RECORD EXCERPTS:
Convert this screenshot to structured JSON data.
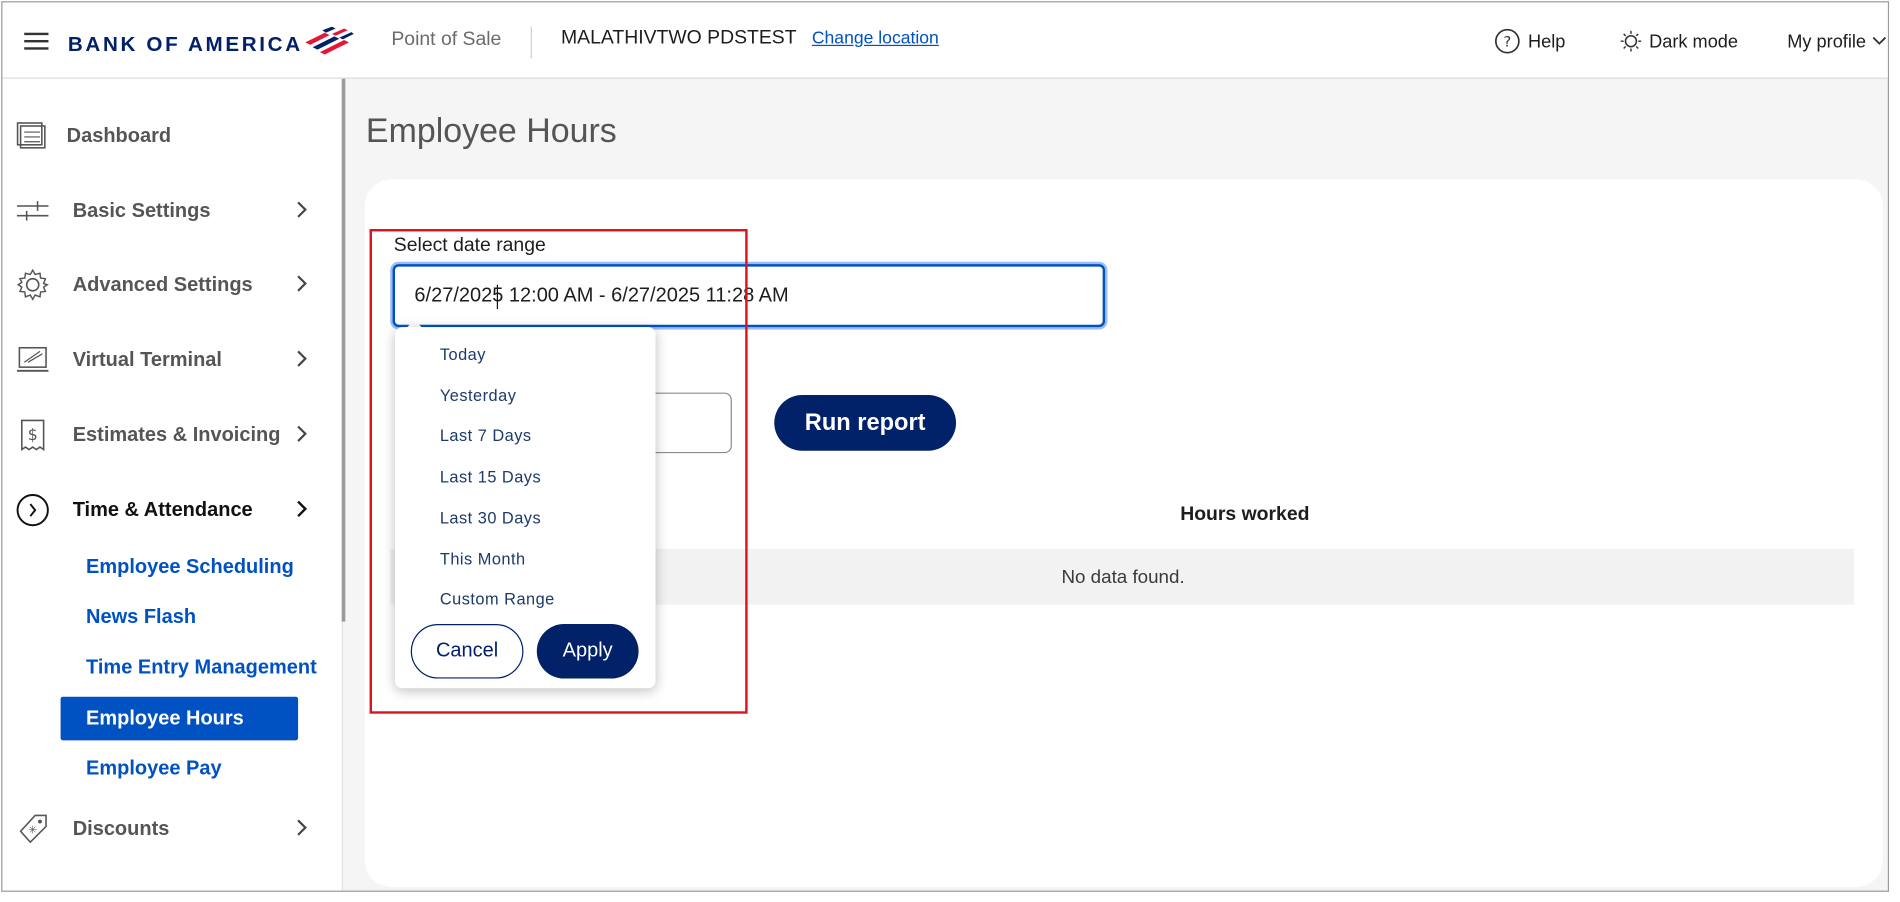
{
  "header": {
    "brand": "BANK OF AMERICA",
    "app_name": "Point of Sale",
    "merchant": "MALATHIVTWO PDSTEST",
    "change_location": "Change location",
    "help": "Help",
    "dark_mode": "Dark mode",
    "profile": "My profile"
  },
  "sidebar": {
    "items": [
      {
        "label": "Dashboard",
        "icon": "dashboard-icon"
      },
      {
        "label": "Basic Settings",
        "icon": "sliders-icon"
      },
      {
        "label": "Advanced Settings",
        "icon": "gear-icon"
      },
      {
        "label": "Virtual Terminal",
        "icon": "terminal-icon"
      },
      {
        "label": "Estimates & Invoicing",
        "icon": "invoice-icon"
      },
      {
        "label": "Time & Attendance",
        "icon": "clock-icon"
      },
      {
        "label": "Discounts",
        "icon": "tag-icon"
      }
    ],
    "sub_items": [
      {
        "label": "Employee Scheduling"
      },
      {
        "label": "News Flash"
      },
      {
        "label": "Time Entry Management"
      },
      {
        "label": "Employee Hours",
        "selected": true
      },
      {
        "label": "Employee Pay"
      }
    ]
  },
  "main": {
    "title": "Employee Hours",
    "date_label": "Select date range",
    "date_value": "6/27/2025 12:00 AM - 6/27/2025 11:28 AM",
    "run_report": "Run report",
    "column_hours": "Hours worked",
    "no_data": "No data found."
  },
  "dropdown": {
    "options": [
      "Today",
      "Yesterday",
      "Last 7 Days",
      "Last 15 Days",
      "Last 30 Days",
      "This Month",
      "Custom Range"
    ],
    "cancel": "Cancel",
    "apply": "Apply"
  },
  "colors": {
    "brand_navy": "#012169",
    "link_blue": "#0052c2",
    "highlight_red": "#d9141b"
  }
}
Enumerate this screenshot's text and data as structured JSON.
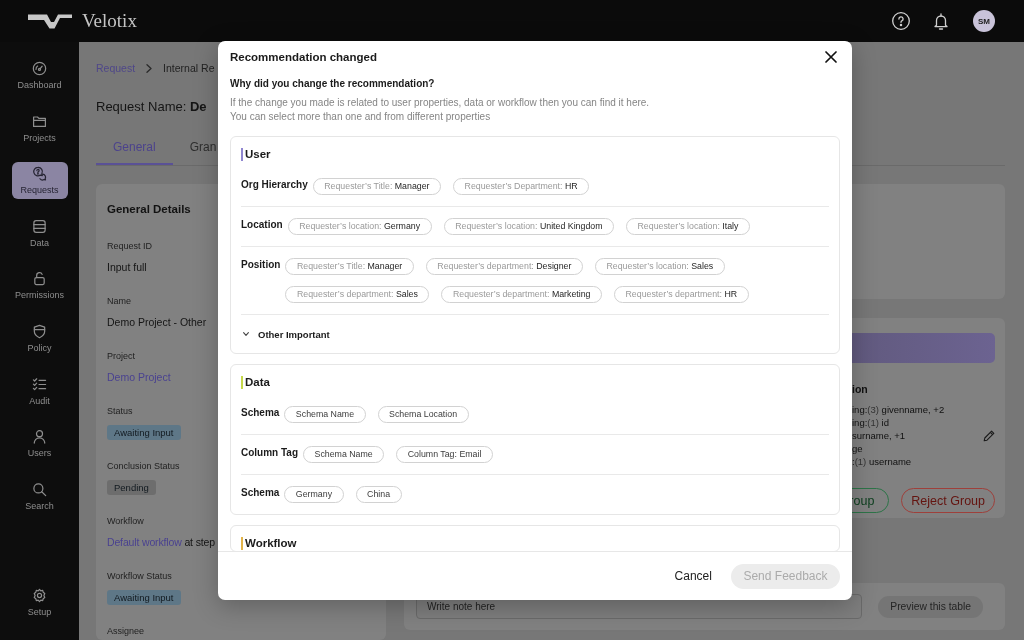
{
  "header": {
    "logo": "Velotix",
    "avatar": "SM"
  },
  "sidebar": {
    "items": [
      {
        "label": "Dashboard",
        "selected": false
      },
      {
        "label": "Projects",
        "selected": false
      },
      {
        "label": "Requests",
        "selected": true
      },
      {
        "label": "Data",
        "selected": false
      },
      {
        "label": "Permissions",
        "selected": false
      },
      {
        "label": "Policy",
        "selected": false
      },
      {
        "label": "Audit",
        "selected": false
      },
      {
        "label": "Users",
        "selected": false
      },
      {
        "label": "Search",
        "selected": false
      }
    ],
    "bottom_items": [
      {
        "label": "Setup",
        "selected": false
      }
    ]
  },
  "breadcrumb": [
    {
      "label": "Request",
      "kind": "link"
    },
    {
      "label": "Internal Re",
      "kind": "current"
    }
  ],
  "page_title": "Request Name: **De**",
  "tabs": [
    {
      "label": "General",
      "selected": true
    },
    {
      "label": "Gran",
      "selected": false
    }
  ],
  "details": {
    "title": "General Details",
    "fields": [
      {
        "label": "Request ID",
        "kind": "text",
        "value": "Input full"
      },
      {
        "label": "Name",
        "kind": "text",
        "value": "Demo Project - Other"
      },
      {
        "label": "Project",
        "kind": "link",
        "value": "Demo Project"
      },
      {
        "label": "Status",
        "kind": "badge",
        "value": "Awaiting Input",
        "color": "#5e7787"
      },
      {
        "label": "Conclusion Status",
        "kind": "badge",
        "value": "Pending",
        "color": "#6d6d6d"
      },
      {
        "label": "Workflow",
        "kind": "link_text",
        "link": "Default workflow",
        "text": "at step"
      },
      {
        "label": "Workflow Status",
        "kind": "badge",
        "value": "Awaiting Input",
        "color": "#5e7787"
      },
      {
        "label": "Assignee",
        "kind": "text"
      }
    ]
  },
  "side_card": {
    "heading": "ion",
    "lines": [
      {
        "lead": "ing:",
        "count": "(3)",
        "rest": "givenname, +2"
      },
      {
        "lead": "ing:",
        "count": "(1)",
        "rest": "id"
      },
      {
        "rest": "surname, +1"
      },
      {
        "rest": "ge"
      },
      {
        "lead": ":",
        "count": "(1)",
        "rest": "username"
      }
    ],
    "buttons": [
      {
        "label": "roup",
        "kind": "approve"
      },
      {
        "label": "Reject Group",
        "kind": "reject"
      }
    ]
  },
  "note": {
    "placeholder": "Write note here",
    "button": {
      "label": "Preview this table",
      "disabled": true
    }
  },
  "modal": {
    "title": "Recommendation changed",
    "question": "Why did you change the recommendation?",
    "description": [
      "If the change you made is related to user properties, data or workflow then you can find it here.",
      "You can select more than one and from different properties"
    ],
    "sections": [
      {
        "title": "User",
        "color": "#8f86d0",
        "rows": [
          {
            "label": "Org Hierarchy",
            "chips": [
              {
                "prefix": "Requester’s Title:",
                "value": "Manager",
                "selected": false
              },
              {
                "prefix": "Requester’s Department:",
                "value": "HR",
                "selected": false
              }
            ]
          },
          {
            "label": "Location",
            "chips": [
              {
                "prefix": "Requester’s location:",
                "value": "Germany",
                "selected": false
              },
              {
                "prefix": "Requester’s location:",
                "value": "United Kingdom",
                "selected": false
              },
              {
                "prefix": "Requester’s location:",
                "value": "Italy",
                "selected": false
              }
            ]
          },
          {
            "label": "Position",
            "chips": [
              {
                "prefix": "Requester’s Title:",
                "value": "Manager",
                "selected": false
              },
              {
                "prefix": "Requester’s department:",
                "value": "Designer",
                "selected": false
              },
              {
                "prefix": "Requester’s location:",
                "value": "Sales",
                "selected": false
              },
              {
                "prefix": "Requester’s department:",
                "value": "Sales",
                "selected": false
              },
              {
                "prefix": "Requester’s department:",
                "value": "Marketing",
                "selected": false
              },
              {
                "prefix": "Requester’s department:",
                "value": "HR",
                "selected": false
              }
            ]
          }
        ],
        "toggle": {
          "label": "Other Important",
          "expanded": false
        }
      },
      {
        "title": "Data",
        "color": "#c6d84a",
        "rows": [
          {
            "label": "Schema",
            "chips": [
              {
                "value": "Schema Name",
                "selected": false
              },
              {
                "value": "Schema Location",
                "selected": false
              }
            ]
          },
          {
            "label": "Column Tag",
            "chips": [
              {
                "value": "Schema Name",
                "selected": false
              },
              {
                "value": "Column Tag: Email",
                "selected": false
              }
            ]
          },
          {
            "label": "Schema",
            "chips": [
              {
                "value": "Germany",
                "selected": false
              },
              {
                "value": "China",
                "selected": false
              }
            ]
          }
        ]
      },
      {
        "title": "Workflow",
        "color": "#e2b44a"
      }
    ],
    "cancel": "Cancel",
    "submit": {
      "label": "Send Feedback",
      "disabled": true
    }
  }
}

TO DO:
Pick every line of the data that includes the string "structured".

FINISHED EXERCISE:
Convert this screenshot to structured JSON data.
Enumerate this screenshot's text and data as structured JSON.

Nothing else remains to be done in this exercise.